Assyrian and Persian ornament—its origin. Bas-relief. Painted ornaments, bricks, and pavements. Colours used. Sacred trees, the pine-apple. Sculptured ornaments, pilasters.
Greek ornament—purely aesthetic. Forms derived from Egypt and Assyria. Conventional rendering. Representative forms. The zig-zag, wave scroll, and fret. The Echinus and Anthemion. Greek pottery.
Roman Ornament—an elaboration of the Greek. The scroll and acanthus. Animals and the Human form in Roman ornament.
Byzantine Ornament—its character. Symbolic forms—the lily, cross, and serpent. The Trefoil and Quatrefoil. Painting and sculpture. Mosaics. Development of antique types.
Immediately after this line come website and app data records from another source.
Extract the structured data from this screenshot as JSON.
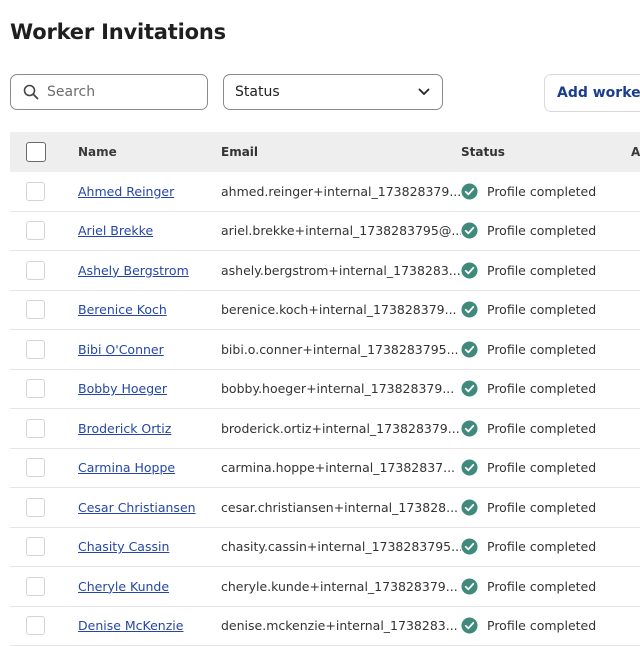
{
  "page_title": "Worker Invitations",
  "search": {
    "placeholder": "Search",
    "value": ""
  },
  "status_filter": {
    "label": "Status"
  },
  "add_button": {
    "label": "Add worker"
  },
  "colors": {
    "link": "#2446a6",
    "status_ok": "#3f8a7d",
    "button_text": "#1b3e8c",
    "header_bg": "#eeeeee"
  },
  "table": {
    "columns": {
      "name": "Name",
      "email": "Email",
      "status": "Status",
      "extra": "A"
    },
    "rows": [
      {
        "name": "Ahmed Reinger",
        "email": "ahmed.reinger+internal_173828379...",
        "status": "Profile completed"
      },
      {
        "name": "Ariel Brekke",
        "email": "ariel.brekke+internal_1738283795@...",
        "status": "Profile completed"
      },
      {
        "name": "Ashely Bergstrom",
        "email": "ashely.bergstrom+internal_1738283...",
        "status": "Profile completed"
      },
      {
        "name": "Berenice Koch",
        "email": "berenice.koch+internal_173828379...",
        "status": "Profile completed"
      },
      {
        "name": "Bibi O'Conner",
        "email": "bibi.o.conner+internal_1738283795...",
        "status": "Profile completed"
      },
      {
        "name": "Bobby Hoeger",
        "email": "bobby.hoeger+internal_173828379...",
        "status": "Profile completed"
      },
      {
        "name": "Broderick Ortiz",
        "email": "broderick.ortiz+internal_173828379...",
        "status": "Profile completed"
      },
      {
        "name": "Carmina Hoppe",
        "email": "carmina.hoppe+internal_17382837...",
        "status": "Profile completed"
      },
      {
        "name": "Cesar Christiansen",
        "email": "cesar.christiansen+internal_173828...",
        "status": "Profile completed"
      },
      {
        "name": "Chasity Cassin",
        "email": "chasity.cassin+internal_1738283795...",
        "status": "Profile completed"
      },
      {
        "name": "Cheryle Kunde",
        "email": "cheryle.kunde+internal_173828379...",
        "status": "Profile completed"
      },
      {
        "name": "Denise McKenzie",
        "email": "denise.mckenzie+internal_1738283...",
        "status": "Profile completed"
      }
    ]
  }
}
Delicacy of treatment.
Arabian Ornament. Governing principle of Mahometan decoration, and circumstances favouring its development. Absence of symbolism and the exclusion of natural forms. Geometrical symmetry. Moresque ornament, its equal distribution, radiation, and continuity of line. Technical methods of decoration. Colouring of the Moors as illustrating fixed principles.
Romanesque Ornament. Imitation of Antique art. Human and Animal forms. Tracery. Painting on glass. Enamelling.
Gothic Ornament—its conventional character. Symbolism. The use of foliage, animals, and the human figure. Early English, its harmony with structural features. Tracery. Ornament of the Decorated period compared with Early English. Undue elaboration. Its defects and decline.
Renaissance Ornament—its origin and development. Scroll work and interlacings. Revival of classic forms. Arabesques and scroll. Painted and carved panels. Natural and conventional decoration of the Sixteenth century. Sculpture and painting. The Rococo style. False principles of decoration. Ornament of the present century.